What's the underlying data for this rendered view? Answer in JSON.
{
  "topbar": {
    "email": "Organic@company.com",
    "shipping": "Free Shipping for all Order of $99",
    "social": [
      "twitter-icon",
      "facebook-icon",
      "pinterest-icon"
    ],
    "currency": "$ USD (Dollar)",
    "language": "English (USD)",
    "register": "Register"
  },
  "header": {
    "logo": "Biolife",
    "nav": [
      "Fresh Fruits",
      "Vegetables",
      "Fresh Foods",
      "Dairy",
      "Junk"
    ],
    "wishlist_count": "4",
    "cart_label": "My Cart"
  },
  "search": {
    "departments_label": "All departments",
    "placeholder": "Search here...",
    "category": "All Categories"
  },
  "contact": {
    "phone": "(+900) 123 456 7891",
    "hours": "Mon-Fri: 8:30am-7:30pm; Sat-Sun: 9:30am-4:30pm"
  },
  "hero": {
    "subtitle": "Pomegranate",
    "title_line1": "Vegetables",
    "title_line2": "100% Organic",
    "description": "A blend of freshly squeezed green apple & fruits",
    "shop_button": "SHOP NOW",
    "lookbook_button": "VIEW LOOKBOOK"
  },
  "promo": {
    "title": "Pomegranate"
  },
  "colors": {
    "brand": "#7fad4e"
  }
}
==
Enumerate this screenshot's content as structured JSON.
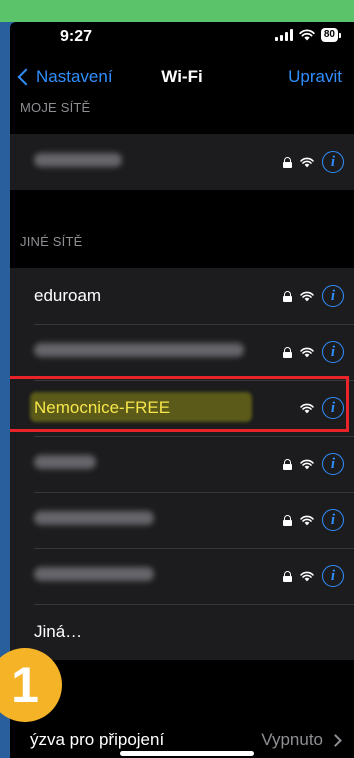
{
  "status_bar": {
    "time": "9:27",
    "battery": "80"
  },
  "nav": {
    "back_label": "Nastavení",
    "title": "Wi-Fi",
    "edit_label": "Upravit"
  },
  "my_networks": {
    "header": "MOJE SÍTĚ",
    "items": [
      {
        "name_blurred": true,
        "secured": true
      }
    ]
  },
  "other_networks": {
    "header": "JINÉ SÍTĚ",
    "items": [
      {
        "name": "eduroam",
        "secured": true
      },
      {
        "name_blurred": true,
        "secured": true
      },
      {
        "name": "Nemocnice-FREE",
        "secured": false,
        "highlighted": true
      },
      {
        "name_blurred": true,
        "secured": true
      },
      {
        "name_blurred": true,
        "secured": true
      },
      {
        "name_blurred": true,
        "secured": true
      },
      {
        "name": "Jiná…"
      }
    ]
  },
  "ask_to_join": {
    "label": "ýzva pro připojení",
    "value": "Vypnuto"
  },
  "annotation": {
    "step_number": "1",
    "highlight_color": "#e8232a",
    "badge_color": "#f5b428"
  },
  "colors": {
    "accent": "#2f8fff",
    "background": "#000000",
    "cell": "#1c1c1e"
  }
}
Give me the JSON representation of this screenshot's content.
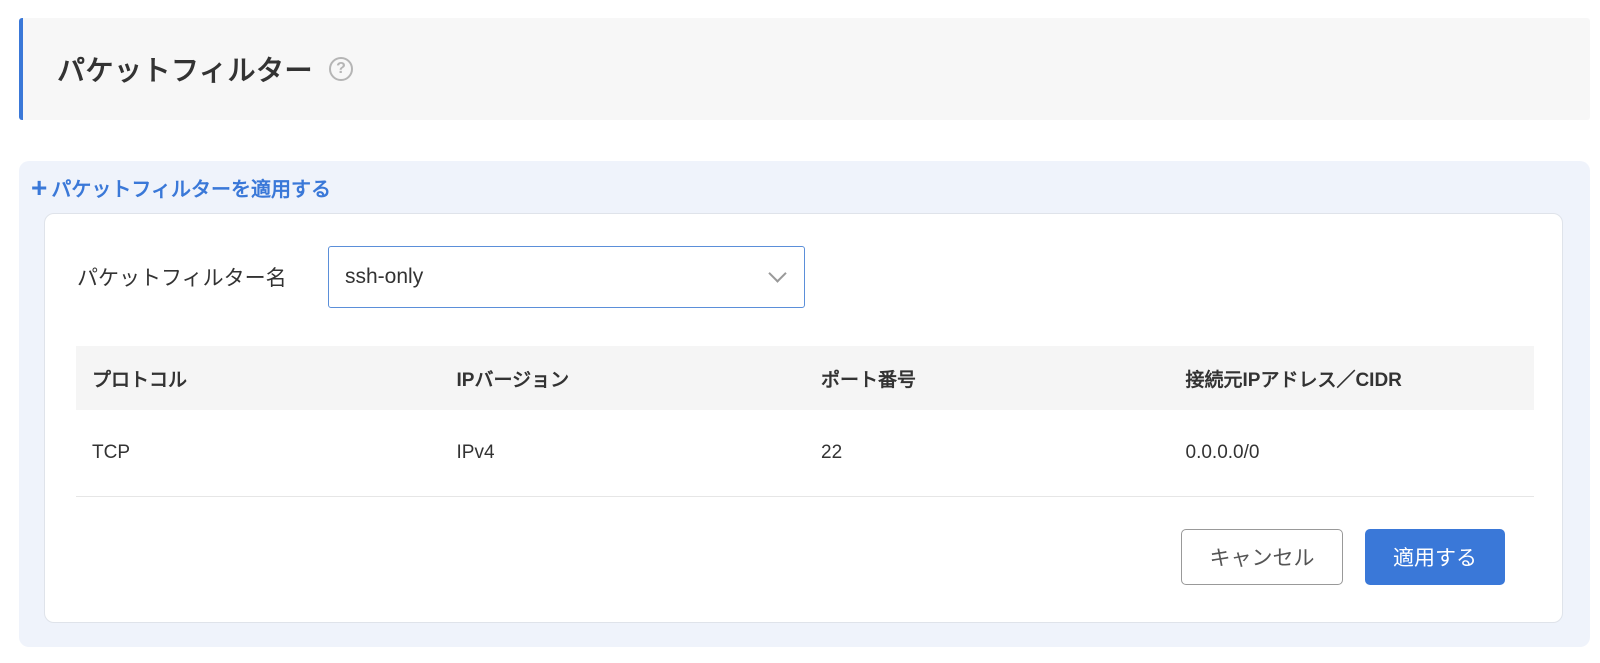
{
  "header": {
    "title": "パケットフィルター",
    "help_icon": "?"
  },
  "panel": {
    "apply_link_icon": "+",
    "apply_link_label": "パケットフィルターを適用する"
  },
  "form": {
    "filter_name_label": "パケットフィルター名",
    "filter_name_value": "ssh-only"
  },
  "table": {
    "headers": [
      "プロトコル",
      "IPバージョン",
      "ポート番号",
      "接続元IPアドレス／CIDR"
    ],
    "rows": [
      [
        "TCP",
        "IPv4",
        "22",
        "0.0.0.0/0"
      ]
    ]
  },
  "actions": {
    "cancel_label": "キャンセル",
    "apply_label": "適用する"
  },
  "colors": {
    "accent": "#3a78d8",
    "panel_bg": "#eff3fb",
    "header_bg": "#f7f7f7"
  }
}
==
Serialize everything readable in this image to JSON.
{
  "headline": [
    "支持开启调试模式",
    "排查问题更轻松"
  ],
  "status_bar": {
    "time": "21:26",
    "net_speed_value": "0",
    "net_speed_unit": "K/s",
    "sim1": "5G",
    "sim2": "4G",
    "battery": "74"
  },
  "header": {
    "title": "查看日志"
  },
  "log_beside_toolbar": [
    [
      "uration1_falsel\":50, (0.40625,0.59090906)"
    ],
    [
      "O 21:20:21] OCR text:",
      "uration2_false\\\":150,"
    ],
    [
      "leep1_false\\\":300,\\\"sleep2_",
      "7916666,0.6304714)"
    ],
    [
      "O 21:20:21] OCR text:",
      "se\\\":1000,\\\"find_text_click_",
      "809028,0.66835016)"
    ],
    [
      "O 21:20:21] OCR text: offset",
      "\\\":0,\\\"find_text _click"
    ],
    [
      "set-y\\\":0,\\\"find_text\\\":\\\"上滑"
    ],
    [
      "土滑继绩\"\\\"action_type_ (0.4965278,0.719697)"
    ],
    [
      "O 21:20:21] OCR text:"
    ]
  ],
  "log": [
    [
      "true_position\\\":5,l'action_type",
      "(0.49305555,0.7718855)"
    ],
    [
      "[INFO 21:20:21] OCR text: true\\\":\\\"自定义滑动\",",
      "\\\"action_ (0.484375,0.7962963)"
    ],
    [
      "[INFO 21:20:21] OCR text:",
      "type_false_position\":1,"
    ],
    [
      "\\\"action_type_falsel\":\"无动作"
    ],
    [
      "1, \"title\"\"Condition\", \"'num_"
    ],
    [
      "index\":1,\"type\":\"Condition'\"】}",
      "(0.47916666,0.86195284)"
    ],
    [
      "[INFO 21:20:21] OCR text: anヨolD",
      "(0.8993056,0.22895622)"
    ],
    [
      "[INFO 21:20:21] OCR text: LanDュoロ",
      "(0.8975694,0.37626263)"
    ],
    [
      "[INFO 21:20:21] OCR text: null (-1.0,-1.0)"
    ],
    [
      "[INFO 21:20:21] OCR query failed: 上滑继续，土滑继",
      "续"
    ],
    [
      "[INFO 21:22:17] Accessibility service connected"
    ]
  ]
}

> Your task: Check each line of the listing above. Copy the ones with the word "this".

> Response area:
What's the underlying data for this rendered view? Answer in JSON.
Enumerate this screenshot's content as structured JSON.
Give me the JSON representation of this screenshot's content.
Serialize everything readable in this image to JSON.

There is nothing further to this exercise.